Our research seeks to uncover the psychological and linguistic factors that give rise to the structure of natural human language, within individuals and across a language community. Our primary objective is to discover the abilities all humans apply to acquire and use language, by capturing how those abilities create and shape language over generations, particularly when language exposure is initially incomplete. The recent emergence of a new sign language among Deaf children and adolescents in Nicaragua provides an opportunity to examine how grammatical systems develop without a pre- existing, complete language model. Over the past four decades, deaf Nicaraguans have been creating a new sign language. An initial cohort started with the gestures available in their environment and began to shape them into a new, grammatically complex system. Nicaraguan Sign Language (NSL) has continued to develop and change ever since, as new cohorts of children enter the community and learn the language from older peers. Now with archived video data of NSL going back two decades, and comparable data from other sign languages, we have the opportunity to tease apart certain factors that led to the developments we have observed in NSL. Accordingly, our research aims first, to characterize the influence of learners on the emerging linguistic structure of NSL. We will systematically compare sequential age cohorts, at multiple points in time, from earlier in NSL?s development (from our archives) to present-day, focusing on the word order and spatial devices for indicating who-does-what-to-whom, and the creation of categorical expressions for spatial relations and semantic transparency in the lexicon. We will also test whether NSL changed diachronically as predicted by biases in the motor system and acuity constraints in the visual system, by comparing lexical signs and narratives collected across decades of NSL, and comparing NSL to matching data in our archive from the older British Sign Language (BSL). In the process, we will continue to build and share the archive of video and written documentation of NSL. This growing archive is the first and only recording of a language from its origin. We are making use of it in the present grant, and are sharing it with other research laboratories carrying out other work, such as testing models of community, language growth and change.

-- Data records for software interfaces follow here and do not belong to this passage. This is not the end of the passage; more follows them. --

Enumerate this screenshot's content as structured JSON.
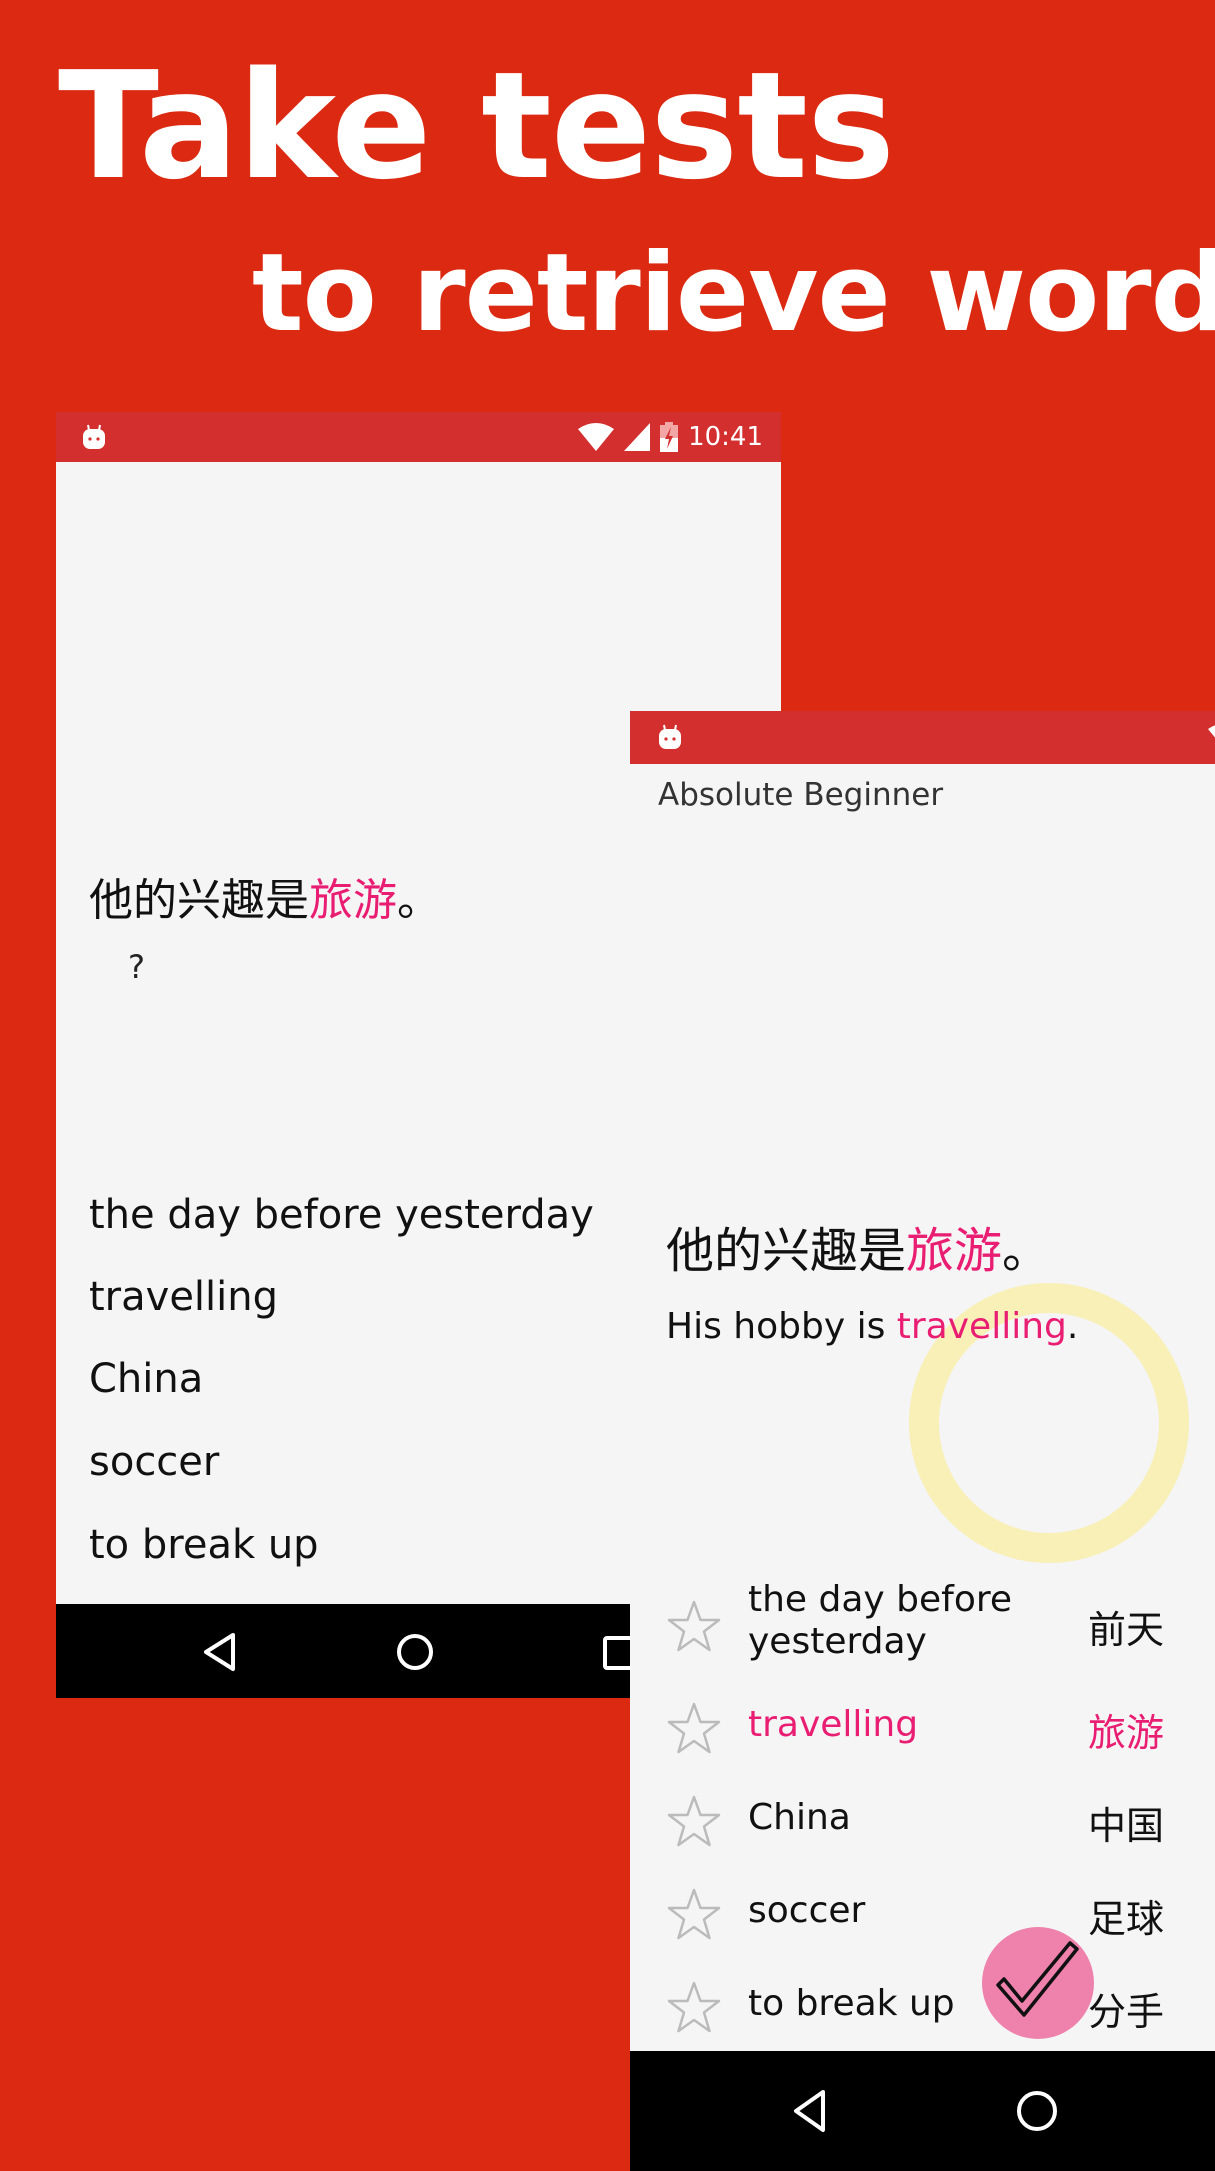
{
  "headline": {
    "line1": "Take tests",
    "line2": "to retrieve words"
  },
  "colors": {
    "background": "#dc2a12",
    "status_bar": "#d32f2f",
    "highlight": "#e91e73",
    "check_button": "#ee82ad",
    "ring": "#f8eeaa"
  },
  "back_phone": {
    "status_bar": {
      "app_icon": "android-icon",
      "wifi_icon": "wifi-icon",
      "signal_icon": "signal-icon",
      "battery_icon": "battery-charging-icon",
      "time": "10:41"
    },
    "question": {
      "prefix": "他的兴趣是",
      "highlight": "旅游",
      "suffix": "。"
    },
    "prompt": "?",
    "choices": [
      "the day before yesterday",
      "travelling",
      "China",
      "soccer",
      "to break up"
    ],
    "nav": [
      "back",
      "home",
      "recents"
    ]
  },
  "front_phone": {
    "status_bar": {
      "app_icon": "android-icon"
    },
    "deck_title": "Absolute Beginner",
    "sentence_cn": {
      "prefix": "他的兴趣是",
      "highlight": "旅游",
      "suffix": "。"
    },
    "sentence_en": {
      "prefix": "His hobby is ",
      "highlight": "travelling",
      "suffix": "."
    },
    "result_indicator": "correct-ring",
    "words": [
      {
        "en": "the day before yesterday",
        "cn": "前天",
        "starred": false,
        "active": false
      },
      {
        "en": "travelling",
        "cn": "旅游",
        "starred": false,
        "active": true
      },
      {
        "en": "China",
        "cn": "中国",
        "starred": false,
        "active": false
      },
      {
        "en": "soccer",
        "cn": "足球",
        "starred": false,
        "active": false
      },
      {
        "en": "to break up",
        "cn": "分手",
        "starred": false,
        "active": false
      }
    ],
    "check_button_icon": "checkmark-icon",
    "nav": [
      "back",
      "home"
    ]
  }
}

Public Health Relevance

Our research on the emergence of a sign language in Nicaragua addresses a deep question about the origins of language in the mind of the human child. The question is central to the issue of creating adequately rich learning environments for children. That is, in which areas is a rich environment crucial for full language development, and in which areas are children able to make up for environmental gaps? The results will inform both researchers and clinicians about the complex interplay between natural human language abilities, the language environment, and language learning outcomes.

National Institute of Health (NIH)
National Institute on Deafness and Other Communication Disorders (NIDCD)
Research Project (R01)
Project #
Application #
Study Section
Language and Communication Study Section (LCOM)
Program Officer
Cooper, Judith
Project Start
Project End
Budget Start
Budget End
Support Year
Fiscal Year
Total Cost
Indirect Cost
Barnard College
Schools of Arts and Sciences
New York
United States
Zip Code
Coppola, Marie; Senghas, Ann (2017) Is it language (yet)? The allure of the gesture-language binary. Behav Brain Sci 40:e50
Kocab, Annemarie; Senghas, Ann; Snedeker, Jesse (2016) The emergence of temporal language in Nicaraguan Sign Language. Cognition 156:147-163
Goldin-Meadow, S; Brentari, D; Coppola, M et al. (2015) Watching language grow in the manual modality: nominals, predicates, and handshapes. Cognition 136:381-95
Horton, L; Goldin-Meadow, S; Coppola, M et al. (2015) Forging a morphological system out of two dimensions: Agentivity and number. Open Linguist 1:596-613
Kocab, Annemarie; Pyers, Jennie; Senghas, Ann (2014) Referential shift in Nicaraguan Sign Language: a transition from lexical to spatial devices. Front Psychol 5:1540
Richie, Russell; Yang, Charles; Coppola, Marie (2014) Modeling the emergence of lexicons in homesign systems. Top Cogn Sci 6:183-95
Rabagliati, Hugh; Senghas, Ann; Johnson, Scott et al. (2012) Infant rule learning: advantage language, or advantage speech? PLoS One 7:e40517
Flaherty, Molly; Senghas, Ann (2011) Numerosity and number signs in deaf Nicaraguan adults. Cognition 121:427-36
Senghas, Ann (2011) The Emergence of Two Functions for Spatial Devices in Nicaraguan Sign Language. Hum Dev 53:287-302
Pyers, Jennie E; Shusterman, Anna; Senghas, Ann et al. (2010) Evidence from an emerging sign language reveals that language supports spatial cognition. Proc Natl Acad Sci U S A 107:12116-20

Showing the most recent 10 out of 13 publications